Queenstown’s Shotover Jets wind through spectacular rocky canyons on a breathtaking journey.
The Shotover Jet has carried more than three million passengers, hurtling down the Shotover River rapids with squeals of equal parts terror and delight at the full 360-degree spins, twists and tight turns between the grey rock canyons of one of New Zealand’s most memorable landscapes.
Today, Shotover’s signature ‘Big Red’ jet boats are one of New Zealand’s most famous and iconic tourist attractions and widely regarded as the world leader in commercial jet boating.
The jet boats, which have been specifically designed to handle the Shotover River Canyons, are a prime example of the innovation and development that has been a hallmark of the company’s operation.
The only licensed operator in the Shotover River Canyons, the jet boat operators are recognised for their world class health, safety and maintenance procedures that often exceed industry standards.
The towering rocky canyons and rushing waters of the Shotover River represent one of New Zealand’s most iconic geographical features. It also has a rich history.
The spectacular canyons were carved out over thousands of years by the fast-flowing mountain waters of the Southern Alps. The river is 60 km long and the jet boat trip covers return trips on a 7km stretch.
‘Kimi-ākau’ - the original Māori name for the Shotover River - means ‘searching for the coast’, referring to ancient times when it was used as a trail to the West Coast to find pounamu / New Zealand greenstone.

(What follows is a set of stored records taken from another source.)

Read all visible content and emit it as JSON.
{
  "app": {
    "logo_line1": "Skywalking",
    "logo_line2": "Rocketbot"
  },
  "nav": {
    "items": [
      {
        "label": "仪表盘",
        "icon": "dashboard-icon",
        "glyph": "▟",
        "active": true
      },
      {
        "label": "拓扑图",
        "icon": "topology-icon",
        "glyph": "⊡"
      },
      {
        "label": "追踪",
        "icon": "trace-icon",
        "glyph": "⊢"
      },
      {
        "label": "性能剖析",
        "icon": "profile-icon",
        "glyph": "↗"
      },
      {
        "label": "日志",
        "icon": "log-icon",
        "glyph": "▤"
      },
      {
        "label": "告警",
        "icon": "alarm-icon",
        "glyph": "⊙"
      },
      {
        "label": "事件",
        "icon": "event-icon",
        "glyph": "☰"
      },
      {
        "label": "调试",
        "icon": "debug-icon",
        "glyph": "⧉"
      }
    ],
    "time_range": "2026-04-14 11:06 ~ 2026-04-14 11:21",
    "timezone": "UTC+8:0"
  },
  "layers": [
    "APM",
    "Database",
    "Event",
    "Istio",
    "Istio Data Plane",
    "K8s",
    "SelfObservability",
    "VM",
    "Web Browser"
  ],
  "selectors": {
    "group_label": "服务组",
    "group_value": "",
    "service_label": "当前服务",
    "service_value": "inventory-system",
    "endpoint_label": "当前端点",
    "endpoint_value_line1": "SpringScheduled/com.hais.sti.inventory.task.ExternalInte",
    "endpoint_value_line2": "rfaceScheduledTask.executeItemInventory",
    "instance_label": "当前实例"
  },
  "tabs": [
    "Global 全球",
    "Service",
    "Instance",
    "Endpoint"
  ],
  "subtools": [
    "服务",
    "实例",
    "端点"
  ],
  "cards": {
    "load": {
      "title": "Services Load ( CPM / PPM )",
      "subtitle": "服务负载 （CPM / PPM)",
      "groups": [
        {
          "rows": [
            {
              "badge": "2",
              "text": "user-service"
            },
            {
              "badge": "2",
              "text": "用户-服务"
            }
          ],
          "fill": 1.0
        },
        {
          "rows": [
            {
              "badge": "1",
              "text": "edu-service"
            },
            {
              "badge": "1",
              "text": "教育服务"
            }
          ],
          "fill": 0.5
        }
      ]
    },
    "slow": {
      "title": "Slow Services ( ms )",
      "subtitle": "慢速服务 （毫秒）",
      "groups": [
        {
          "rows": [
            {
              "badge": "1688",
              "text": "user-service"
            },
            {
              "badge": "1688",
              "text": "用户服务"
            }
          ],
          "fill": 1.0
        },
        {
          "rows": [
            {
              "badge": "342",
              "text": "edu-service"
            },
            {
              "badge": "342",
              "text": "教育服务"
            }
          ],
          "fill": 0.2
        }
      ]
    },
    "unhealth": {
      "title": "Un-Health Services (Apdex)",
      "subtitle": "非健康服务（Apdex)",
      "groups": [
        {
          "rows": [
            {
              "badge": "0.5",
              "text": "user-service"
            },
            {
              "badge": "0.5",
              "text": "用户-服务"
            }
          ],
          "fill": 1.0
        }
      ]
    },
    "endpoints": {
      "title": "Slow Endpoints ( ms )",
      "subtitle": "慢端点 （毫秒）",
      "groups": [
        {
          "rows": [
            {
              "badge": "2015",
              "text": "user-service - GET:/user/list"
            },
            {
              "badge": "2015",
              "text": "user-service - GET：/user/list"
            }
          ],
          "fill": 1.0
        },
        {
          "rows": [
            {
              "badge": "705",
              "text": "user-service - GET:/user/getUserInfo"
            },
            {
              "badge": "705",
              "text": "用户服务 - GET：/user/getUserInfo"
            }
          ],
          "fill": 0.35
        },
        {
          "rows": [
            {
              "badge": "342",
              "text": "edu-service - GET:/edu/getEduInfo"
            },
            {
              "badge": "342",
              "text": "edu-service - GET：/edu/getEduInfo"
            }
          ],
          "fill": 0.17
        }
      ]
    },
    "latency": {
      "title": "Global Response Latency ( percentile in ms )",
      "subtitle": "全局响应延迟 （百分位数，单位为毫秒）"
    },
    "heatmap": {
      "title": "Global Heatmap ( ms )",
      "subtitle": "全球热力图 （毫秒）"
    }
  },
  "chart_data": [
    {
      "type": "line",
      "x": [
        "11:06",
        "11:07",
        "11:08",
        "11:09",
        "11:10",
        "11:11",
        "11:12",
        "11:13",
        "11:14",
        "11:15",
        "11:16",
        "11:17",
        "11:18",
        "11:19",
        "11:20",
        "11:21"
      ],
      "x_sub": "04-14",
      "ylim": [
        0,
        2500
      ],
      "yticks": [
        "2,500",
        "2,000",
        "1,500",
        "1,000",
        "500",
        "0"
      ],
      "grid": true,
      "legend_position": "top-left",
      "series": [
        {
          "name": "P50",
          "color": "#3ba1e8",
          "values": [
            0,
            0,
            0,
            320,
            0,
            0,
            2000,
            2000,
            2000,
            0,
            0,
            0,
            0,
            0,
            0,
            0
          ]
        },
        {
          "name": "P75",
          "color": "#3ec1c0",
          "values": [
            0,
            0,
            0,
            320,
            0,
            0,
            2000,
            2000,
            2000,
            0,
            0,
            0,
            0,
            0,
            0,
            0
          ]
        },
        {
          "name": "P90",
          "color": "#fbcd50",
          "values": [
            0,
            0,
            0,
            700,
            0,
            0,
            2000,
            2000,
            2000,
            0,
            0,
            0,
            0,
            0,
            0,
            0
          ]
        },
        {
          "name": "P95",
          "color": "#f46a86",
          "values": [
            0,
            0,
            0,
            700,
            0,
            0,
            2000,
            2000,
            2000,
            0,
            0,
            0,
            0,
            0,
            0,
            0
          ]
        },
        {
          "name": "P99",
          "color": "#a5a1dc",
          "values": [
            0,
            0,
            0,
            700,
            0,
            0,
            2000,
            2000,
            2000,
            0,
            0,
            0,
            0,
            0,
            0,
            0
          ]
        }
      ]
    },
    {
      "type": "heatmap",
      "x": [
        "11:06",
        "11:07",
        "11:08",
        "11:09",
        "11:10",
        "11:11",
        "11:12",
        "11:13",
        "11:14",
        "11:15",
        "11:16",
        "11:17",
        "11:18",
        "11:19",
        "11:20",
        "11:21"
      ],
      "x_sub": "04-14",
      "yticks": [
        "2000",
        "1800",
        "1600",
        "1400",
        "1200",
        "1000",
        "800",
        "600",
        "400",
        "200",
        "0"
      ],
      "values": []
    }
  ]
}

The Shotover River was the richest gold-bearing river in New Zealand following the Otago Gold Rush in the 1860s.
The historic Edith Cavell Bridge, under which the jet boats travel, was named after courageous WWI British nurse Edith Cavell, executed in 1915 by the Germans after admitting to harbouring Allied soldiers.
Shotover Jet boats
Shotover Jet’s fleet of twin engine jet boats - powered by two 5.8 litre Mercruiser V8 engines capable of 660hp - travel at speeds of up to 85kmh (53mph) in as little as 10cm of water. Each jet unit expels 350 litres of water per second to power the boats.
The boat interiors are based on a single-piece carbon fibre ‘fifth generation’ prototype mould that contains 14 passenger seats.
The jet boats’ innovative propulsion system - which allows them to safely speed across the shallow rocky terrain - is based on the Hamilton Waterjet, designed more than 50 years ago by legendary Kiwi inventor Sir William (Bill) Hamilton.
Shotover Jet history
The first jet boating activities go back to 1960 when the Melhop brothers began organising trips as fundraisers for Christian youth camps.
The tourism operation as it is known today began in 1970 when Trevor Gamble purchased the first boat. The original ‘Jet 53’ was a wooden boat that carried five passengers.
Today Shotover Jet is owned by New Zealand Māori tourism dynasty Ngāi Tahu Tourism which owns and operates a portfolio of leading tourism activities around New Zealand.
The Shotover Jet started winning awards in 1993 and its numerous accolades include the New Zealand Tourism Supreme Award.
Quick Facts - Shotover Jet
Shotover Jet has a fleet of 7 red boats, carrying 14 passengers plus the driver
The jet boats are powered by two 350 Mercruiser V8 motors with a total 700 horsepower
The boat ride lasts for an exhilarating 25 minutes
From Queenstown, the round-trip experience takes about 90 minutes
Spray coats and life jackets are provided, but to keep the hairdo in check, a middle seat is recommended
Phones and cameras are not permitted on board but there are plenty of before and after photo ops from the beach and viewing deck
Jet boat pilots undergo 120 hours of rigorous training (double the industry standard requirement) before carrying their first passenger.
Famous people who have enjoyed Shotover Jet include the Duke and Duchess of Marlborough, Damon Hill, Sir Ian McKellen, Brooke Shields, Hugh Jackman, Ryan Reynolds, Alanis Morissette and Kenny Rogers.
Ngai Tahu Tourism - NZ tourism icon